Bone Fracture Lawyer California

Bone Fracture Attorney California

Bone fractures can be painful, serious injuries. Even a minor fracture can force you to miss work while your medical and other expenses pile up.

The good news is that even serious fractures usually heal without any long-term effects.

If you’ve suffered one or more fractured bones because of someone else’s carelessness, you may want to talk to a bone fracture lawyer in California as soon as possible.

Common Causes of Fractures

Many accidents that lead to bone fractures are preventable. Broken bones are common after:

Types of Fractures

While you probably know what a broken or fractured bone is, there are various medical terms for the different types of cracked, chipped or broken bones. It’s a good idea to familiarize yourself with the terminology that you’ll see in your medical records.

Comminuted Fracture

This type of injury is essentially a shattered bone. Usually due to a crushing blow or high-speed impact, the term comminuted fracture describes a bone that has been broken into many pieces. This type of break may require surgery to ensure proper healing.

Transverse Fracture

A transverse fracture is defined as a crack or break that’s at a 90-degree angle to the length of the bone.

Oblique Fracture

When a break is curved, rounded or sloped, you have an oblique fracture. This happens most often when the bone is twisted, which can happen during a fall or an auto accident.

Bone Fracture Lawyer California

Impacted Fracture

An impacted fracture occurs when the broken ends of a bone are driven, or impacted, together. This is also referred to as a buckled fracture.

Stress Fracture

When a bone develops a hairline crack, you have a stress fracture. This is so named because it’s usually the result of putting too much pressure or stress on the bone. Athletes and construction workers commonly suffer from stress fractures, although they may result from a fall or other accident as well.

Greenstick Fracture

In a Greenstick fracture, one side of the bone is broken, but the other side is only bent. You see this most commonly in children, because their growing bones are still soft and flexible.

Complete and Incomplete Fractures

A complete fracture describes a true break. The crack goes all the way through the bone, leaving it in two or more pieces. In an incomplete fracture, there is a crack running partially through the bone.

Closed Fracture vs. Open Fracture

In a closed fracture, the skin is not broken. The injury may or may not be visible to an observer, and an X-ray image may be needed to confirm the presence and type of fracture.

Open fractures, also called compound fractures, are more serious. In a compound fracture, part of the bone is protruding through the skin.

Complications of Bone Fractures

If you suffer a bone fracture, the crack or break can injure the soft tissues near the break. Depending on its severity, a fracture can cause injury to nearby:

  • Muscles
  • Tendons
  • Ligaments
  • Blood vessels
  • Nerves
  • Organs

In severe cases, permanent nerve or other soft tissue damage can accompany a fracture.

Treating a Fracture

In many instances, immobilizing the injured bone with a plaster cast or a splint for several weeks is all it takes to heal a fracture.
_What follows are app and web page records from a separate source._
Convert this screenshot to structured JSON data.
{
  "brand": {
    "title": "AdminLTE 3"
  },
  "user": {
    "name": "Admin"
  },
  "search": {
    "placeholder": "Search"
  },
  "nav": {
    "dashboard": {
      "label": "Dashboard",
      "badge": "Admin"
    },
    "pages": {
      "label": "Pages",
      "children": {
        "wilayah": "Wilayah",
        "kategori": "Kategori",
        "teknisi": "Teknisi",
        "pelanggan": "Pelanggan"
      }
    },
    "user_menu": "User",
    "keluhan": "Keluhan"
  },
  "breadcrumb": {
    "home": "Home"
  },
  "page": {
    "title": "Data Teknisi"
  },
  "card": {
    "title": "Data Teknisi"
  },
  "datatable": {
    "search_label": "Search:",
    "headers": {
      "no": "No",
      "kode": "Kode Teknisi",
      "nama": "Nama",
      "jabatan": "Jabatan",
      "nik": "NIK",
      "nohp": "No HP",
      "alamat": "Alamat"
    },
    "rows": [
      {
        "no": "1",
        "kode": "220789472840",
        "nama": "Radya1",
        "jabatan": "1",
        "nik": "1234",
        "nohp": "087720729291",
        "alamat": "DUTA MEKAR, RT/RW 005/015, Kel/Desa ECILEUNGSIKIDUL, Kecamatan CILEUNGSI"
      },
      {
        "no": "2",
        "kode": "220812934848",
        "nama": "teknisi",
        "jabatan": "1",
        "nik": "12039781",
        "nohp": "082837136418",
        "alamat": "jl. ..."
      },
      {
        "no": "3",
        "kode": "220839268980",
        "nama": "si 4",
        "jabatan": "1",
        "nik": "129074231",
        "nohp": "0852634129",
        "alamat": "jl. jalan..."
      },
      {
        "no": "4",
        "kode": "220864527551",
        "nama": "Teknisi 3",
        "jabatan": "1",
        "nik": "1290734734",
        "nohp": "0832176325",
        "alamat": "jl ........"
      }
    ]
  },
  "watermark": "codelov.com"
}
If your fracture is more severe, you may need surgery to reassemble the bone fragments. A surgeon may even need to insert metal plates or rods to hold the bone together for proper healing.

Working With a Bone Fracture Lawyer in California

If you’ve fractured a bone because of someone else’s careless or reckless behavior, you may be entitled to financial compensation for your expenses and suffering. It may be a good idea to contact a bone fracture lawyer in California. An experienced attorney can hear your story and help you determine whether you have a strong claim to collect damages.

The law limits the time you may have to file a claim, so don’t delay. Call us today at 877-JCHRISP (524-7477) or contact us online to receive a free case evaluation with an experienced attorney.